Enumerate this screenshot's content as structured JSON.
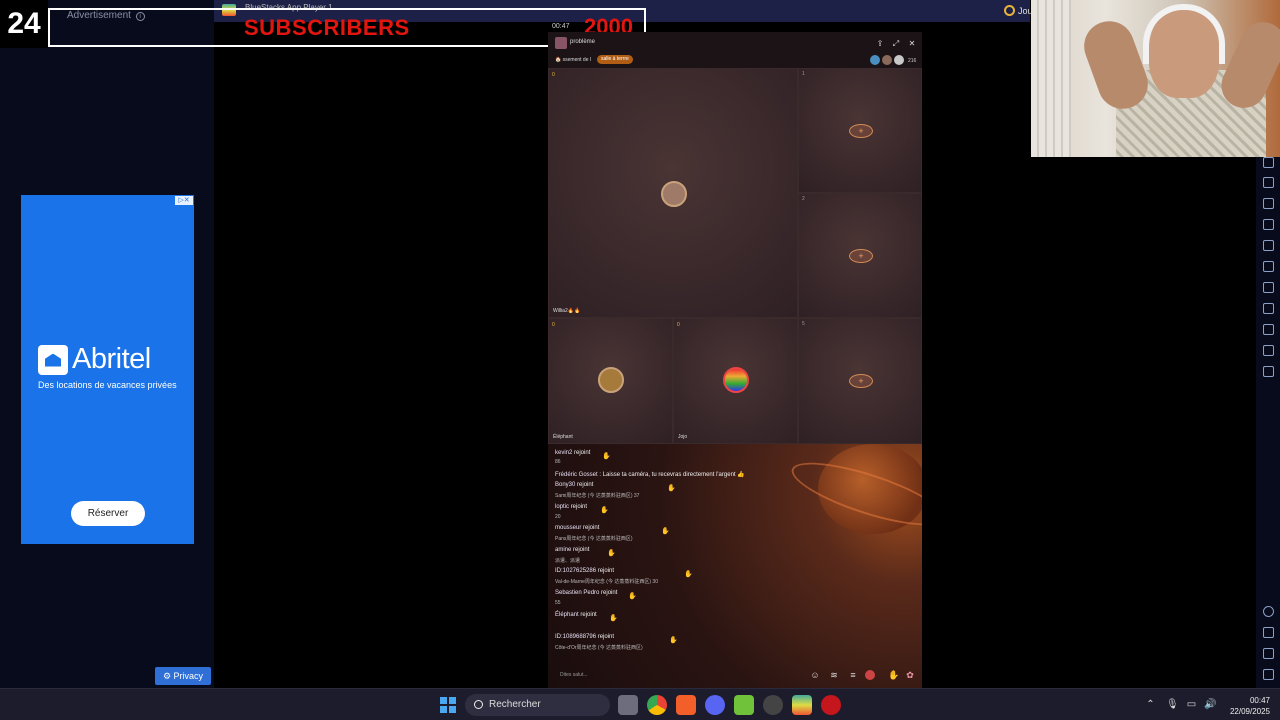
{
  "overlay": {
    "counter": "24",
    "subscribers_label": "SUBSCRIBERS",
    "subscribers_goal": "2000"
  },
  "ad": {
    "label": "Advertisement",
    "brand": "Abritel",
    "tagline": "Des locations de vacances privées",
    "cta": "Réserver",
    "privacy": "Privacy"
  },
  "app": {
    "title": "BlueStacks App Player 1",
    "right_label": "Jou"
  },
  "game": {
    "time": "00:47",
    "room_name": "problème",
    "announcement": "ssement de l",
    "room_tag": "salle à terrre",
    "viewer_count": "216",
    "seats": [
      {
        "idx": "",
        "num": "0",
        "name": "Willia2🔥🔥",
        "state": "occupied"
      },
      {
        "idx": "1",
        "num": "",
        "name": "",
        "state": "empty"
      },
      {
        "idx": "2",
        "num": "",
        "name": "",
        "state": "empty"
      },
      {
        "idx": "",
        "num": "0",
        "name": "Éléphant",
        "state": "occupied"
      },
      {
        "idx": "",
        "num": "0",
        "name": "Jojo",
        "state": "occupied"
      },
      {
        "idx": "5",
        "num": "",
        "name": "",
        "state": "empty"
      }
    ],
    "chat": [
      {
        "name": "kevin2",
        "text": "rejoint",
        "sub": "86"
      },
      {
        "name": "Frédéric Gosset",
        "text": ": Laisse ta caméra, tu recevras directement l'argent 👍",
        "sub": ""
      },
      {
        "name": "Bony30",
        "text": "rejoint",
        "sub": "Sami周年纪念  (今 达蒸蒸料驻西区)   37"
      },
      {
        "name": "loptic",
        "text": "rejoint",
        "sub": "20"
      },
      {
        "name": "mousseur",
        "text": "rejoint",
        "sub": "Pans周年纪念  (今 达蒸蒸料驻西区)"
      },
      {
        "name": "amine",
        "text": "rejoint",
        "sub": "派遣、派遣"
      },
      {
        "name": "ID:1027625286",
        "text": "rejoint",
        "sub": "Val-de-Marne周年纪念  (今 达蒸蒸料驻西区)   30"
      },
      {
        "name": "Sebastien Pedro",
        "text": "rejoint",
        "sub": "55"
      },
      {
        "name": "Éléphant",
        "text": "rejoint",
        "sub": ""
      },
      {
        "name": "ID:1089688796",
        "text": "rejoint",
        "sub": "Côte-d'Or周年纪念  (今 达蒸蒸料驻西区)"
      }
    ],
    "input_placeholder": "Dites salut..."
  },
  "taskbar": {
    "search": "Rechercher",
    "time": "00:47",
    "date": "22/09/2025"
  },
  "colors": {
    "ad_blue": "#1a73e8",
    "subscriber_red": "#e2150f",
    "taskbar": "#1c1c2c"
  }
}
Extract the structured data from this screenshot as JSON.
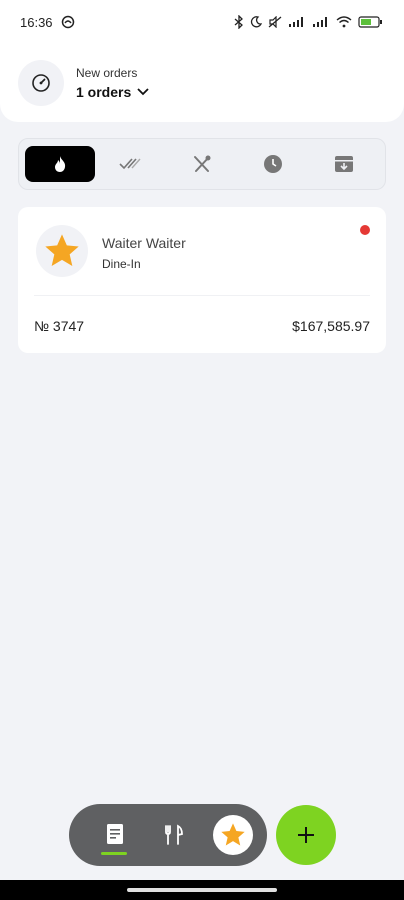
{
  "status_bar": {
    "time": "16:36",
    "icons": [
      "android-debug-icon",
      "bluetooth-icon",
      "moon-icon",
      "mute-icon",
      "signal-icon",
      "signal-icon",
      "wifi-icon",
      "battery-icon"
    ]
  },
  "header": {
    "icon": "dashboard-gauge-icon",
    "label": "New orders",
    "value": "1 orders"
  },
  "tabs": [
    {
      "icon": "fire-icon",
      "active": true
    },
    {
      "icon": "double-check-icon",
      "active": false
    },
    {
      "icon": "fork-knife-icon",
      "active": false
    },
    {
      "icon": "clock-icon",
      "active": false
    },
    {
      "icon": "archive-icon",
      "active": false
    }
  ],
  "order": {
    "avatar_icon": "star-icon",
    "waiter_name": "Waiter Waiter",
    "type": "Dine-In",
    "number": "№ 3747",
    "amount": "$167,585.97",
    "status_color": "#e53935"
  },
  "bottom_nav": {
    "items": [
      "receipt-icon",
      "cutlery-icon",
      "star-icon"
    ],
    "accent": "#7ed321"
  },
  "fab": {
    "icon": "plus-icon",
    "label": "+"
  }
}
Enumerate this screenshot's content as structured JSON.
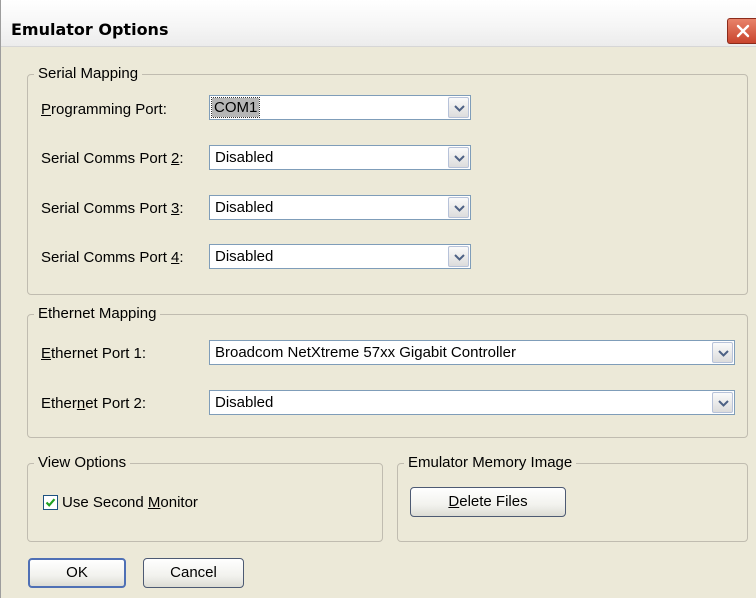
{
  "window": {
    "title": "Emulator Options"
  },
  "serial_mapping": {
    "legend": "Serial Mapping",
    "rows": [
      {
        "label_pre": "",
        "label_key": "P",
        "label_post": "rogramming Port:",
        "value": "COM1"
      },
      {
        "label_pre": "Serial Comms Port ",
        "label_key": "2",
        "label_post": ":",
        "value": "Disabled"
      },
      {
        "label_pre": "Serial Comms Port ",
        "label_key": "3",
        "label_post": ":",
        "value": "Disabled"
      },
      {
        "label_pre": "Serial Comms Port ",
        "label_key": "4",
        "label_post": ":",
        "value": "Disabled"
      }
    ]
  },
  "ethernet_mapping": {
    "legend": "Ethernet Mapping",
    "rows": [
      {
        "label_pre": "",
        "label_key": "E",
        "label_post": "thernet Port 1:",
        "value": "Broadcom NetXtreme 57xx Gigabit Controller"
      },
      {
        "label_pre": "Ether",
        "label_key": "n",
        "label_post": "et Port 2:",
        "value": "Disabled"
      }
    ]
  },
  "view_options": {
    "legend": "View Options",
    "checkbox": {
      "label_pre": "Use Second ",
      "label_key": "M",
      "label_post": "onitor",
      "checked": true
    }
  },
  "memory_image": {
    "legend": "Emulator Memory Image",
    "delete_key": "D",
    "delete_post": "elete Files"
  },
  "buttons": {
    "ok": "OK",
    "cancel": "Cancel"
  },
  "icons": {
    "close": "close-icon",
    "dropdown": "chevron-down-icon",
    "check": "check-icon"
  }
}
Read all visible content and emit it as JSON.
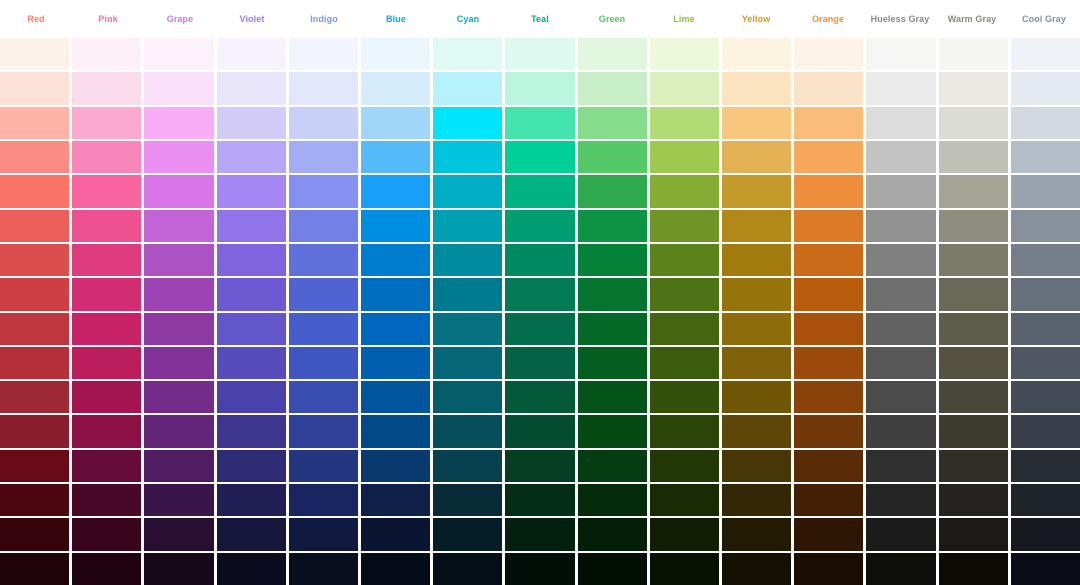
{
  "page": {
    "background_color": "#ffffff",
    "gridline_color": "#ffffff"
  },
  "palette": {
    "row_count": 16,
    "columns": [
      {
        "label": "Red",
        "label_color": "#f87e6d",
        "shades": [
          "#fdf2e9",
          "#fce2d6",
          "#fdb4a8",
          "#fc8b83",
          "#fa7369",
          "#eb5e5a",
          "#dc4e4e",
          "#cf3d45",
          "#c0363f",
          "#b52f3a",
          "#9e2833",
          "#8a1d2b",
          "#690a17",
          "#4b060f",
          "#38040c",
          "#1e0309"
        ]
      },
      {
        "label": "Pink",
        "label_color": "#f871a8",
        "shades": [
          "#fdf0f6",
          "#fbdcec",
          "#fba9ce",
          "#f986ba",
          "#f8659e",
          "#ee518f",
          "#df3c7f",
          "#d22d73",
          "#c82366",
          "#bc1d5b",
          "#a2154e",
          "#8d1045",
          "#670c38",
          "#4a0827",
          "#38051c",
          "#1f0310"
        ]
      },
      {
        "label": "Grape",
        "label_color": "#c97ce4",
        "shades": [
          "#fcf2fc",
          "#fbe0fb",
          "#f9adf7",
          "#ea8ff1",
          "#d976e7",
          "#c364d7",
          "#ac53c3",
          "#9c44b3",
          "#8c3aa2",
          "#813399",
          "#732c8a",
          "#632578",
          "#501d63",
          "#3a154a",
          "#2a0e32",
          "#170919"
        ]
      },
      {
        "label": "Violet",
        "label_color": "#9480f5",
        "shades": [
          "#f6f3fd",
          "#e9e6fb",
          "#d4ccf8",
          "#b7a5f5",
          "#a487f3",
          "#9174e9",
          "#7e64dd",
          "#6d59d1",
          "#6356ca",
          "#584cbc",
          "#4b41aa",
          "#3e358e",
          "#2f2a74",
          "#221f56",
          "#16153a",
          "#0b0a1f"
        ]
      },
      {
        "label": "Indigo",
        "label_color": "#8093f6",
        "shades": [
          "#f3f5fe",
          "#e2e8fc",
          "#c8d0f8",
          "#a2adf4",
          "#8591f0",
          "#7381e7",
          "#6070dc",
          "#4f63d2",
          "#465ecd",
          "#3f55c2",
          "#394db1",
          "#31419a",
          "#253680",
          "#192560",
          "#101a40",
          "#080d20"
        ]
      },
      {
        "label": "Blue",
        "label_color": "#19a0f4",
        "shades": [
          "#ecf6fd",
          "#d4ecfc",
          "#a0d6fa",
          "#55bbf8",
          "#18a0f8",
          "#008ee0",
          "#007dce",
          "#006ec0",
          "#0067be",
          "#005fb0",
          "#00569c",
          "#004a88",
          "#093a6e",
          "#0f2149",
          "#091530",
          "#040b19"
        ]
      },
      {
        "label": "Cyan",
        "label_color": "#00b3cb",
        "shades": [
          "#dff9f4",
          "#b5f2fc",
          "#00e5fa",
          "#00c4de",
          "#00aec6",
          "#009fb2",
          "#008b9e",
          "#007a8e",
          "#067180",
          "#056778",
          "#055c6b",
          "#064e5c",
          "#07404f",
          "#082b37",
          "#051d26",
          "#030f14"
        ]
      },
      {
        "label": "Teal",
        "label_color": "#00b081",
        "shades": [
          "#defaf0",
          "#baf6df",
          "#43e4ae",
          "#00cf97",
          "#00b480",
          "#009e71",
          "#008a62",
          "#027a55",
          "#046e4c",
          "#036344",
          "#03593a",
          "#044c31",
          "#053f23",
          "#042d18",
          "#031f10",
          "#020f08"
        ]
      },
      {
        "label": "Green",
        "label_color": "#58c163",
        "shades": [
          "#e1f8de",
          "#c7eec6",
          "#85dc8a",
          "#55c968",
          "#2fa84e",
          "#0d9545",
          "#048338",
          "#05742f",
          "#046827",
          "#045e20",
          "#035318",
          "#044812",
          "#053c10",
          "#042b0a",
          "#031e06",
          "#020f04"
        ]
      },
      {
        "label": "Lime",
        "label_color": "#8cc23c",
        "shades": [
          "#eef8da",
          "#dcf0be",
          "#afdc74",
          "#9cc94e",
          "#86ad33",
          "#6e9525",
          "#5c831b",
          "#4d7314",
          "#446610",
          "#3c5c0d",
          "#34510b",
          "#2b4509",
          "#223807",
          "#192b05",
          "#111e04",
          "#091202"
        ]
      },
      {
        "label": "Yellow",
        "label_color": "#cb9d28",
        "shades": [
          "#fdf3e1",
          "#fce4c1",
          "#f8c67c",
          "#e3b254",
          "#c49a2a",
          "#b28818",
          "#a17b0e",
          "#97730c",
          "#8c6c0b",
          "#7f6209",
          "#705607",
          "#5d4608",
          "#483607",
          "#342706",
          "#231a04",
          "#141002"
        ]
      },
      {
        "label": "Orange",
        "label_color": "#f0913f",
        "shades": [
          "#fdf3e7",
          "#fbe3c9",
          "#f9bd79",
          "#f7a85c",
          "#ee8d3b",
          "#dd7a28",
          "#cb6b1a",
          "#b85c0e",
          "#a8520d",
          "#9c4b0c",
          "#8a420b",
          "#723709",
          "#5a2b07",
          "#421f05",
          "#2f1604",
          "#1b0d02"
        ]
      },
      {
        "label": "Hueless Gray",
        "label_color": "#8a8a8a",
        "shades": [
          "#f6f6f5",
          "#ebebeb",
          "#dcdcdc",
          "#c3c3c3",
          "#a8a8a8",
          "#929292",
          "#808080",
          "#6f6f6f",
          "#626262",
          "#575757",
          "#4b4b4b",
          "#3f3f3f",
          "#303030",
          "#252525",
          "#1b1b1b",
          "#0e0e0b"
        ]
      },
      {
        "label": "Warm Gray",
        "label_color": "#8b887d",
        "shades": [
          "#f5f5f1",
          "#e9e8e3",
          "#dadbd2",
          "#bfc0b6",
          "#a5a596",
          "#8f8e7e",
          "#7c7a68",
          "#6b6957",
          "#5e5c4b",
          "#54523f",
          "#494737",
          "#3d3b2d",
          "#302e27",
          "#242320",
          "#1b1a16",
          "#0c0b06"
        ]
      },
      {
        "label": "Cool Gray",
        "label_color": "#87909b",
        "shades": [
          "#eff3f7",
          "#e3eaf0",
          "#d2d9e1",
          "#b3bec9",
          "#99a4b0",
          "#86919d",
          "#757f8c",
          "#65707c",
          "#59626f",
          "#4e5763",
          "#434b57",
          "#383f4a",
          "#282d34",
          "#1f242b",
          "#161a20",
          "#0a0d18"
        ]
      }
    ]
  }
}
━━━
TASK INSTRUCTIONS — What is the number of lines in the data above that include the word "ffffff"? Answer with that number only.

RESPONSE — 2